Each piece of evidence may, by itself, not prove the murder. The thing is, the jury doesn't view each piece of evidence by itself. It views the totality of the evidence. So, the jury viewed that the woman washed up on shore with cinder block weights. The jury saw the same kind of cement in the boat. The jury saw that the dog was left outside. The jury saw that Scott had lots of motice (financial, romantic). The jury saw that Scott lied about his whereabout the next day. The jury saw that Scott did not remember what he had gone fishing for. The jury saw that he had freswater tackle on his fishing gear. The jury saw that he returned to the scene of the crime five times after her disappearence despite it being two hours away. The jury also saw that Scott talked about his wife in the past tense before her body was found.
Each piece of evidence, by itself, did not prove murder. Viewed in its totality, the evidence clearly proves murder.
I wholly concur there is evidence strongly suggesting he did it. But I even more emphatically charge that everything necessary was NOT proven, (which your response effectively confirms) especially not beyond a reasonable doubt. Coincidence is supposed to be insufficient.

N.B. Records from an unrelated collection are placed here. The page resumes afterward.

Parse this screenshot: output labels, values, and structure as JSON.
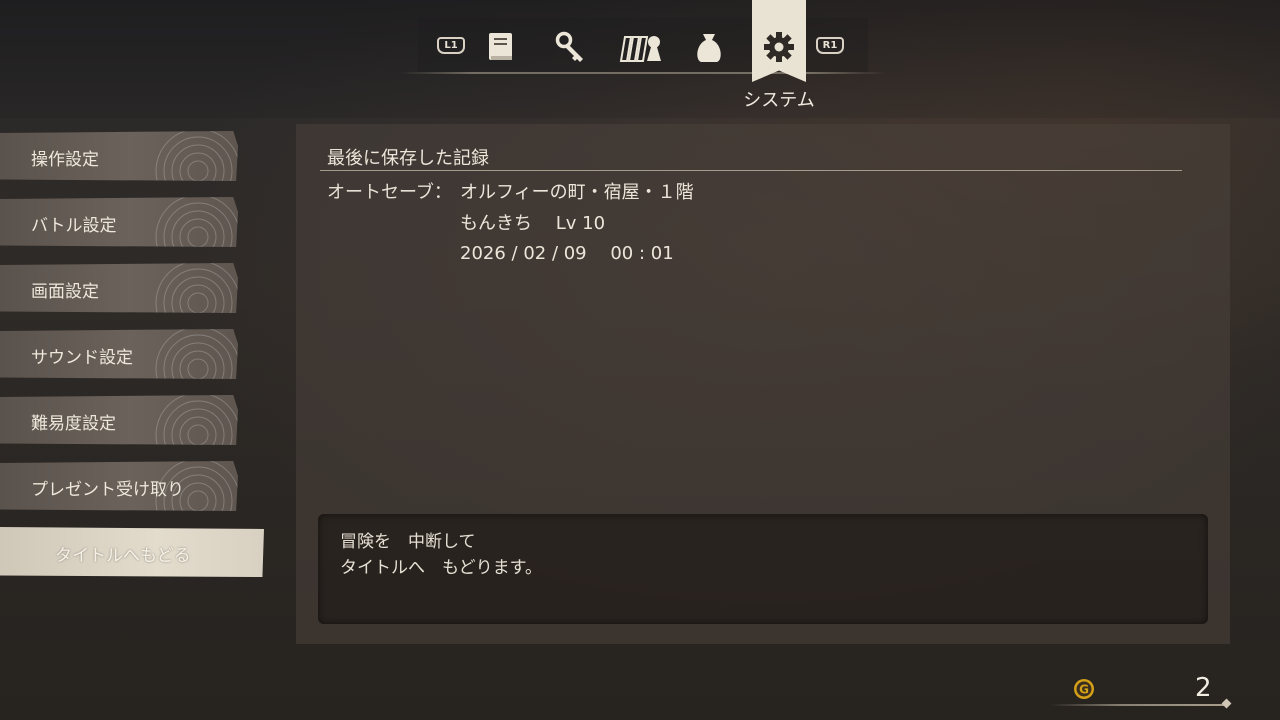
{
  "tabs": {
    "left_hint": "L1",
    "right_hint": "R1",
    "icons": [
      "book-icon",
      "key-icon",
      "party-icon",
      "bag-icon",
      "gear-icon"
    ],
    "active_label": "システム"
  },
  "sidebar": {
    "items": [
      {
        "label": "操作設定"
      },
      {
        "label": "バトル設定"
      },
      {
        "label": "画面設定"
      },
      {
        "label": "サウンド設定"
      },
      {
        "label": "難易度設定"
      },
      {
        "label": "プレゼント受け取り"
      },
      {
        "label": "タイトルへもどる"
      }
    ]
  },
  "save": {
    "title": "最後に保存した記録",
    "label": "オートセーブ：",
    "location": "オルフィーの町・宿屋・１階",
    "character": "もんきち　 Lv 10",
    "datetime": "2026 / 02 / 09　 00 : 01"
  },
  "message": {
    "line1": "冒険を　中断して",
    "line2": "タイトルへ　もどります。"
  },
  "gold": {
    "amount": "2"
  },
  "colors": {
    "accent": "#e9e3d3",
    "gold": "#d4a018"
  }
}
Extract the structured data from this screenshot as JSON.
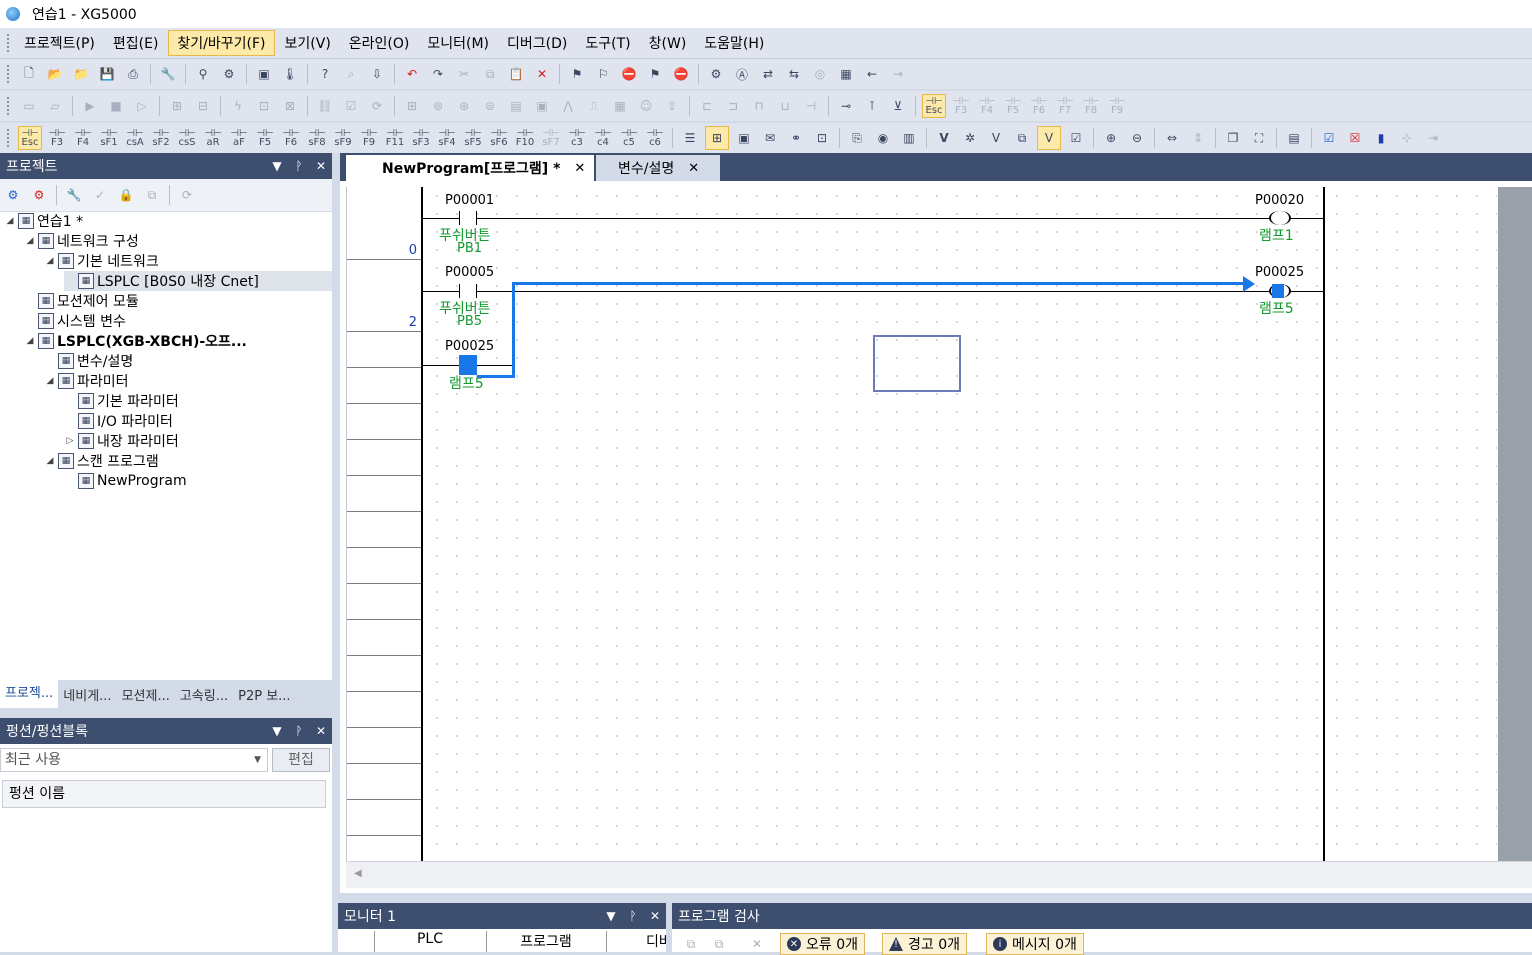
{
  "window": {
    "title": "연습1 - XG5000"
  },
  "menu": [
    "프로젝트(P)",
    "편집(E)",
    "찾기/바꾸기(F)",
    "보기(V)",
    "온라인(O)",
    "모니터(M)",
    "디버그(D)",
    "도구(T)",
    "창(W)",
    "도움말(H)"
  ],
  "menu_active_index": 2,
  "toolbar": {
    "row1_icons": [
      "new-file-icon",
      "open-folder-icon",
      "open-project-icon",
      "save-icon",
      "print-icon",
      "wrench-icon",
      "connect-icon",
      "disconnect-icon",
      "monitor-start-icon",
      "thermometer-icon",
      "help-icon",
      "find-icon",
      "download-icon",
      "undo-icon",
      "redo-icon",
      "cut-icon",
      "copy-icon",
      "paste-icon",
      "delete-icon",
      "mark-icon",
      "mark-clear-icon",
      "mark-stop-icon",
      "flag-icon",
      "flag-stop-icon",
      "settings-icon",
      "zoom-find-icon",
      "swap-icon",
      "replace-icon",
      "circle-icon",
      "grid-icon",
      "back-arrow-icon",
      "forward-arrow-icon"
    ],
    "row3_keys": [
      "Esc",
      "F3",
      "F4",
      "sF1",
      "csA",
      "sF2",
      "csS",
      "aR",
      "aF",
      "F5",
      "F6",
      "sF8",
      "sF9",
      "F9",
      "F11",
      "sF3",
      "sF4",
      "sF5",
      "sF6",
      "F10",
      "sF7",
      "c3",
      "c4",
      "c5",
      "c6"
    ],
    "row2_keys": [
      "Esc",
      "F3",
      "F4",
      "F5",
      "F6",
      "F7",
      "F8",
      "F9"
    ]
  },
  "project_panel": {
    "title": "프로젝트",
    "tree": [
      {
        "label": "연습1 *",
        "level": 0,
        "expand": "◢"
      },
      {
        "label": "네트워크 구성",
        "level": 1,
        "expand": "◢"
      },
      {
        "label": "기본 네트워크",
        "level": 2,
        "expand": "◢"
      },
      {
        "label": "LSPLC [B0S0 내장 Cnet]",
        "level": 3,
        "expand": "",
        "selected": true
      },
      {
        "label": "모션제어 모듈",
        "level": 1,
        "expand": ""
      },
      {
        "label": "시스템 변수",
        "level": 1,
        "expand": ""
      },
      {
        "label": "LSPLC(XGB-XBCH)-오프...",
        "level": 1,
        "expand": "◢",
        "bold": true
      },
      {
        "label": "변수/설명",
        "level": 2,
        "expand": ""
      },
      {
        "label": "파라미터",
        "level": 2,
        "expand": "◢"
      },
      {
        "label": "기본 파라미터",
        "level": 3,
        "expand": ""
      },
      {
        "label": "I/O 파라미터",
        "level": 3,
        "expand": ""
      },
      {
        "label": "내장 파라미터",
        "level": 3,
        "expand": "▷"
      },
      {
        "label": "스캔 프로그램",
        "level": 2,
        "expand": "◢"
      },
      {
        "label": "NewProgram",
        "level": 3,
        "expand": ""
      }
    ],
    "tabs": [
      "프로젝...",
      "네비게...",
      "모션제...",
      "고속링...",
      "P2P 보..."
    ]
  },
  "function_panel": {
    "title": "펑션/펑션블록",
    "combo_value": "최근 사용",
    "edit_button": "편집",
    "column_header": "펑션 이름"
  },
  "editor": {
    "tabs": [
      {
        "label": "NewProgram[프로그램] *",
        "active": true
      },
      {
        "label": "변수/설명",
        "active": false
      }
    ],
    "step_numbers": [
      "0",
      "2"
    ],
    "contacts": [
      {
        "address": "P00001",
        "comment": "푸쉬버튼",
        "name": "PB1"
      },
      {
        "address": "P00005",
        "comment": "푸쉬버튼",
        "name": "PB5"
      },
      {
        "address": "P00025",
        "comment": "램프5",
        "name": ""
      }
    ],
    "coils": [
      {
        "address": "P00020",
        "comment": "램프1"
      },
      {
        "address": "P00025",
        "comment": "램프5"
      }
    ]
  },
  "monitor_panel": {
    "title": "모니터 1",
    "columns": [
      "PLC",
      "프로그램",
      "디바"
    ]
  },
  "check_panel": {
    "title": "프로그램 검사",
    "error": "오류 0개",
    "warning": "경고 0개",
    "message": "메시지 0개"
  }
}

I mean come on. Freshwater tackle? As opposed to saltwater? Damned good thing they don't check me out. I never use anything but drop lines. I grew up around small streams. If caught in the vicinity of a large river with my gear, does that make me subject to charges of genocide?
I understand the jury sat through a lot of details. But their job is to make the prosecutor prove his case. I do not believe he did and they didn't spank him for it. I've seen it on a grand jury I was on. I would ask for the elements of the crime, the prosecutor would dance around the subject and everyone wanted to know why I bothered asking.
Prosecutors are human. To include, wanting to take the easy way out, tunnel vision, and having their own agendas. Juries are supposed to have the intelligence to catch them at it and stop them. This one failed to do its job, IMO.
Let's not forget him checking out the currents and tide positions in the bay several weeks before his trip. And telling people his wife was dead. You don't have to have a smoking gun to prove murder.